Advertisement

You are browsing the archive for The Geo Model Blog Archives - The Field.

June 19, 2020

Fold-thrust belt outcrop pattern with doubly-plunging anticline

The latest post from The Geo Models blog.

Read More >>


June 4, 2020

Looking for southern Appalachian rockfall scars using a high-resolution LiDAR dataset

I was able to find what I believe to be a few examples of “boulder tracks” using outstanding LiDAR hillshade imagery from the North Carolina Geological Survey. All features shown occur in generally gneissic bedrock on extensively forested slopes that have been logged within the last century.

Read More >>


May 22, 2020

Slump landslide models, with some rock or debris avalanche characteristics

New from The Geo Models blog: “The model landslides in this post were produced at the same time as the Llusco landslide model I wrote about last year. They were created using a similar setup, but the slide masses behaved very differently during movement.”

Read More >>


May 15, 2020

A simple rift basin sandbox model with normal faults

A simple model of a continental rift basin that develops some characteristics of the real thing can be made by constructing a layered sand cake on top of two overlapping sheets of paper, one of which is anchored to the underlying board, etc. This model setup will produce an asymmetric half-graben style of basin, which has a single, high displacement breakaway fault on one side and several smaller faults on the other.

Read More >>


April 22, 2020

Listric normal faults with glass microbeads

Latest from from The Geo Models: Deformation associated with listric (downward flattening) normal faults produces very interesting patterns.

Read More >>


April 8, 2020

Virtual field trip: East Arm Morant River, St. Thomas Parish, Jamaica (pics & video)

Exploration a slot canyon with a camera between your teeth. Philip Prince takes us on a virtual tour in Jamaica’s Blue Mountains.

Read More >>


April 7, 2020

Interesting reverse faults in a simple extensional sandbox model

The different mechanical properties of the layers are apparent in the dip angles of the normal faults in the model. The master fault on the left side of the model (black line) is less steep in the weak microbeads, an expression of how their failure behavior differs from the stronger layers above and below.

Read More >>


March 25, 2020

Cracked mountaintops Part 2: Sinking summits?

Some upper Devonian sandstone mountains in the Virginia Valley and Ridge show evidence of deep-seated landsliding, resulting in the formation of a downthrown block (graben) along the summit ridge.

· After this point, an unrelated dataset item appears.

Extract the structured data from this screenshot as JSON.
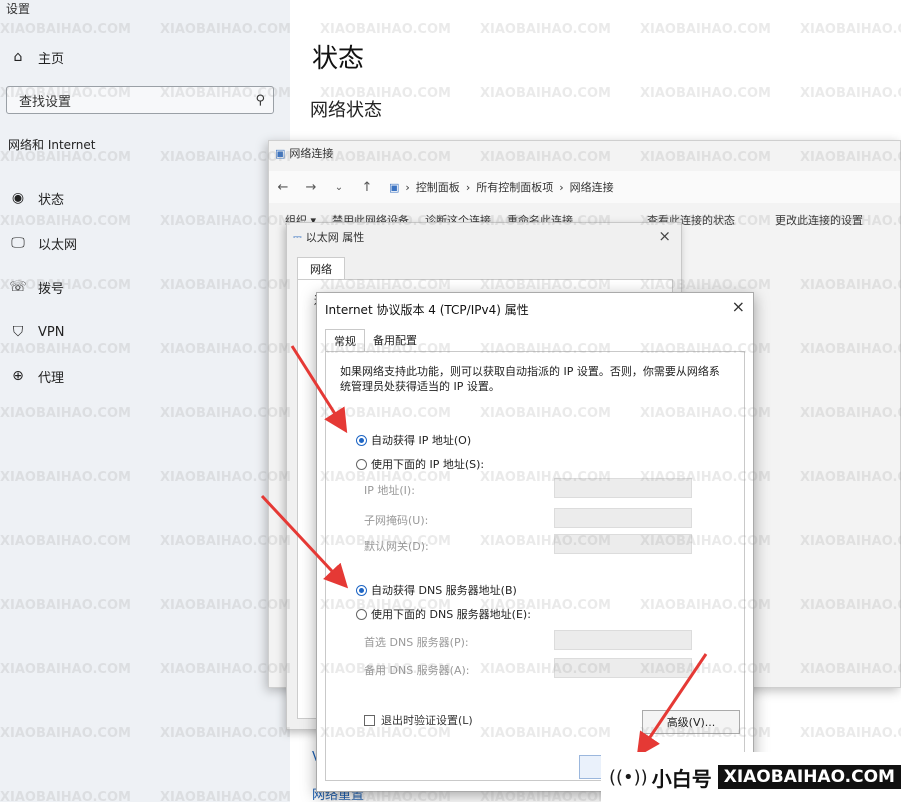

Read More >>


March 20, 2020

Cracked mountaintops of the Virginia Valley and Ridge

A newly-released LiDAR data set reveals impressive ridge-top cracks associated with large rock slides in the Virginia Valley and Ridge. While the cracks are easily visible with LiDAR hillshade imagery, they appear to be covered by normal forest vegetation and would probably look like elongated depressions in the forest.

Read More >>


March 10, 2020

A sandbox model without fault(s)?

Fold-thrust belts (both real and model, like this one) develop fault and fold patterns that reflect the properties of the rock (or sand-like materials) being deformed. The model section shown (shown here) is interesting because it results from shortening a granular layer sequence by 50% and does not show any major thrust fault structures that cut through all of the layers…

Read More >>